One more comment. The idea of applying merits is a very legalistic way of looking at things. It implies there is a "thing" that can be transferred. Christ's actions are not "things" that can be issued like a check.
Salvation is a result of an individual choosing to accept the Gospel and participating in the life of Christ through the sacraments and engaging in the process of theosis (sanctification). Its not about applying merits to obtain a pardon, or paying reparations to God. The individual is responsible to pick up the Cross and follow. Its not about sending in payment for a debt.
Apparently you have no idea what my Church means by "merits"...
But that is nothing new...
Here is what the Catholic Encyclopedia says about merits:
"Each good action of the just man possesses a double value: that of merit and that of satisfaction, or expiation. Merit is personal, and therefore it cannot be transferred; but satisfaction can be applied to others..."
"Since the satisfaction of Christ is infinite, it constitutes an inexhaustible fund which is more than sufficient to cover the indebtedness
contracted by sin, Besides, there are the satisfactory works of the Blessed Virgin Mary
undiminished by any penalty due to sin, and the virtues, penances, and sufferings of the saints vastly exceeding any temporal punishment which these servants of God might have incurred. These are added to the treasury of the Church as a secondary deposit
, not independent of, but rather acquired through, the merits

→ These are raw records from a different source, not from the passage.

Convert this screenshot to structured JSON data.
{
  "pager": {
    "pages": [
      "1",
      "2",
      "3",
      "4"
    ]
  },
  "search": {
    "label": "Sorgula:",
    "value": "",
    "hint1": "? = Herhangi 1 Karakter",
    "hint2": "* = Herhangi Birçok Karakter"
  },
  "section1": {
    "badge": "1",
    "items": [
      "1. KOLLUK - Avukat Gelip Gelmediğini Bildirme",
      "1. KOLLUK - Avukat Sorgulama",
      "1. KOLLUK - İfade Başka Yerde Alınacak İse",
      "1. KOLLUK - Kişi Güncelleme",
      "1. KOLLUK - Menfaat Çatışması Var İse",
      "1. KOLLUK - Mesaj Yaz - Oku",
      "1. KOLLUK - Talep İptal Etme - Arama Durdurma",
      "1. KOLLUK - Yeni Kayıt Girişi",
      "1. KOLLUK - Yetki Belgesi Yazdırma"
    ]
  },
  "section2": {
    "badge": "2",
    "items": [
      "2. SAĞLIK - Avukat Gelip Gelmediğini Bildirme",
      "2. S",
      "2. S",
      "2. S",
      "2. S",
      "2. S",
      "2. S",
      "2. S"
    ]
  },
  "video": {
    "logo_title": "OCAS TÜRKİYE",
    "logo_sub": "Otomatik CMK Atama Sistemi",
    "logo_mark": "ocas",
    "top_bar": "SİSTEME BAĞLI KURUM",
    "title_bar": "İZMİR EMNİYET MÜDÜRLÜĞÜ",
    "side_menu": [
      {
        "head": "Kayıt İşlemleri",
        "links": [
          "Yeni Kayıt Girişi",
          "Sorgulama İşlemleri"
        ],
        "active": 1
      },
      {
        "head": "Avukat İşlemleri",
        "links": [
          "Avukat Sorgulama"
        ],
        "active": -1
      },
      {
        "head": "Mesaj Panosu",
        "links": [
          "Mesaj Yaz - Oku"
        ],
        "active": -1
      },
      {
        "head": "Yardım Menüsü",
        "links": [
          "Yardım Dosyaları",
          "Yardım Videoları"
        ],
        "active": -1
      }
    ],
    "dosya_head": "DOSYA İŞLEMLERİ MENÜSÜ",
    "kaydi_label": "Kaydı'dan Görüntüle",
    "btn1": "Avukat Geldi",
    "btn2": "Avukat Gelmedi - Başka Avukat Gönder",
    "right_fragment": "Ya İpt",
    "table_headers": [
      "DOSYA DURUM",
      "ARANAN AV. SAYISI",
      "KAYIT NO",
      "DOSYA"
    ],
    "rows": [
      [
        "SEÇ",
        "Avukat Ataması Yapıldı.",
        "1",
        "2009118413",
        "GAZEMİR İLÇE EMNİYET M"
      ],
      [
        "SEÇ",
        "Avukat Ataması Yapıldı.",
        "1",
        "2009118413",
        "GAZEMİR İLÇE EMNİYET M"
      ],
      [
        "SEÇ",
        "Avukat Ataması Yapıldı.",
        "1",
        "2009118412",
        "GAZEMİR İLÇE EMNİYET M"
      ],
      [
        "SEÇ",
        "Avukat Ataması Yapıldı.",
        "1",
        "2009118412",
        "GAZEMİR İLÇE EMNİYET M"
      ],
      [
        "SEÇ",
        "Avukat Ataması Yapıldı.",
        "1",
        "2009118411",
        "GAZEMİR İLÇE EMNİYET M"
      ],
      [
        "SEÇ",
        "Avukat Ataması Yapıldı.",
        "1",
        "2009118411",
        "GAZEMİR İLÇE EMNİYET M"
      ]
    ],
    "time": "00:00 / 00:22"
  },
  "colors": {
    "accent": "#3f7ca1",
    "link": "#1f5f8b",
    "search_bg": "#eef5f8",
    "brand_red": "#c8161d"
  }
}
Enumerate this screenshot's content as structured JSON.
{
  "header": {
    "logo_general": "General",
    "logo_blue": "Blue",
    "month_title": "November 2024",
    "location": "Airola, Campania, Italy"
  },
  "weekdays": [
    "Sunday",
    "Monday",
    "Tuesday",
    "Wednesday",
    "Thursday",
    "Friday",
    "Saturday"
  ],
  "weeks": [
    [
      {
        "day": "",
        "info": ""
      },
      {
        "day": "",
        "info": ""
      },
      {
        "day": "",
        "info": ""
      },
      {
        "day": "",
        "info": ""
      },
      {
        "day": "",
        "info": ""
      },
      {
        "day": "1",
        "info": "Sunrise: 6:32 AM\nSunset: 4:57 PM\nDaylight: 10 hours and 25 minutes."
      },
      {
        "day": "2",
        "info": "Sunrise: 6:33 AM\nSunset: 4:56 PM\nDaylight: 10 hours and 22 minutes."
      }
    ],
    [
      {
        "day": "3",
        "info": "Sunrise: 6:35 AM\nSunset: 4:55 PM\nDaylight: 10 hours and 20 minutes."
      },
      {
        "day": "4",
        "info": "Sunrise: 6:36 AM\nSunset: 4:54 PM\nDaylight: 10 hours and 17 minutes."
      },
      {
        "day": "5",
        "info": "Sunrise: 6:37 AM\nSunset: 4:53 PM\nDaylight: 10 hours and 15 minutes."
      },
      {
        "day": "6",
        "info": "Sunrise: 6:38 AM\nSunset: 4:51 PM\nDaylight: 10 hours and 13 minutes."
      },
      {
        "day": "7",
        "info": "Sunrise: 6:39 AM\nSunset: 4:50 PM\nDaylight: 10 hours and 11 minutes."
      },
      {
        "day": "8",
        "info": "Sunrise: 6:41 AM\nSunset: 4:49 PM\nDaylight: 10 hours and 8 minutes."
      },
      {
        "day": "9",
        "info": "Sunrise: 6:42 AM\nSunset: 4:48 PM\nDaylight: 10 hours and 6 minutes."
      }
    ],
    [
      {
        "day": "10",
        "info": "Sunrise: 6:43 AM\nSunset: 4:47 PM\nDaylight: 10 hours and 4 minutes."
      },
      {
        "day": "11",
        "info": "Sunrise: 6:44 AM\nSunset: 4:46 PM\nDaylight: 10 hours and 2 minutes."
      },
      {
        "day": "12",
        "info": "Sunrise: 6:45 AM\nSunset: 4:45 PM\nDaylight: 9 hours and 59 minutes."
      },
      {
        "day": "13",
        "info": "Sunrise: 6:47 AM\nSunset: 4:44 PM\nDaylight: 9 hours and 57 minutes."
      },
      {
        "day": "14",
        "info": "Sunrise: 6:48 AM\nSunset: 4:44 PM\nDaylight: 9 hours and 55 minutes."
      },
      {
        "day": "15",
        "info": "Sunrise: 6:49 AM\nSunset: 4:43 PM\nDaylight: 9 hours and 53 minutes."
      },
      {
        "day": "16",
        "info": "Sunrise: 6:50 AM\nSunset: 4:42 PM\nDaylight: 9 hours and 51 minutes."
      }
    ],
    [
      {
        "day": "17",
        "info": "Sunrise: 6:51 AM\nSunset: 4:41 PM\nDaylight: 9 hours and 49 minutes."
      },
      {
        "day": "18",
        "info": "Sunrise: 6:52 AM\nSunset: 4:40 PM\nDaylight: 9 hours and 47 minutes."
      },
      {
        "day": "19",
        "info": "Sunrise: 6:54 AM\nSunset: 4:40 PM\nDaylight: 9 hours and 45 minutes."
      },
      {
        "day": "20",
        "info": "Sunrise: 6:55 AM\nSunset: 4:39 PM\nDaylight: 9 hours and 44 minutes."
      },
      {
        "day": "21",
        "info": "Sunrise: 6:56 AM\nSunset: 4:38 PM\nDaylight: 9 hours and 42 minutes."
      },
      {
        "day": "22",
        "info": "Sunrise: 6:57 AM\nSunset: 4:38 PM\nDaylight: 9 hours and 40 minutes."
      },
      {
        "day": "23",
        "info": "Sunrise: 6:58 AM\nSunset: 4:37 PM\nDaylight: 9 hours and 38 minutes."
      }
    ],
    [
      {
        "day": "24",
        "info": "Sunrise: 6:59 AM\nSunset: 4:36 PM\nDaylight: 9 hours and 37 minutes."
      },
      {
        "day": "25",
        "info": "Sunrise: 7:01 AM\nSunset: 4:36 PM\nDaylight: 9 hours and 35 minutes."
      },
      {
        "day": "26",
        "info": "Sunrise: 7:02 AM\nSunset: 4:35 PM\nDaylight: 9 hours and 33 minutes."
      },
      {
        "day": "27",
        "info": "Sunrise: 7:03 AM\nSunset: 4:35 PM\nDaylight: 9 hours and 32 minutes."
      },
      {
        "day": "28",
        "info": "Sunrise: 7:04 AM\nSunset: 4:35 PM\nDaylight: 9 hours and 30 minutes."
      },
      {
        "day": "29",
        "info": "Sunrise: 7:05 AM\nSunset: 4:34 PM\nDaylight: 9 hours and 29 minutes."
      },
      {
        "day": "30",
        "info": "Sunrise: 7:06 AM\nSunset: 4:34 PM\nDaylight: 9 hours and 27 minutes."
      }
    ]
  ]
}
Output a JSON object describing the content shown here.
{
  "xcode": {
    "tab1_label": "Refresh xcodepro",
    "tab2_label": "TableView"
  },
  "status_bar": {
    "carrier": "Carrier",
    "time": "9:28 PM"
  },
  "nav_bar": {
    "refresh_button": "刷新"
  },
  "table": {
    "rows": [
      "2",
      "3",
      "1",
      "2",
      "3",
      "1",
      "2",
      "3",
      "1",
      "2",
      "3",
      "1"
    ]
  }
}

"The existence of an infinite treasury of merits in the Church is dogmatically set forth in the Bull "Unigenitus", published by Clement VI, 27 Jan., 1343, and later inserted in the "Corpus Juris" (Extrav. Com., lib. V, tit. ix. c. ii): "Upon the altar of the Cross", says the pope:
"Christ shed of His blood not merely a drop, though this would have sufficed
, by reason of the union with the Word, to redeem the whole human race, but a copious torrent. . . thereby laying up an infinite treasure for mankind. This treasure He neither wrapped up in a napkin nor hid in a field, but entrusted to Blessed Peter, the key-bearer, and his successors, that they might, for just and reasonable causes, distribute it to the faithful in full or in partial remission of the temporal punishment due to sin."
I think I understand the concept quite well. So it's the satisfaction acquired by others that is transferred. same difference. The quote from the Pope specifically states that he can distribute it to others. So why is it not called the Treasury of Satisfaction"?
So the Lord's excess blood, more than was needed to save mankind, is held in trust by the Church?
Where do these ideas come from? http://www.newadvent.org/cathen/07783a.htm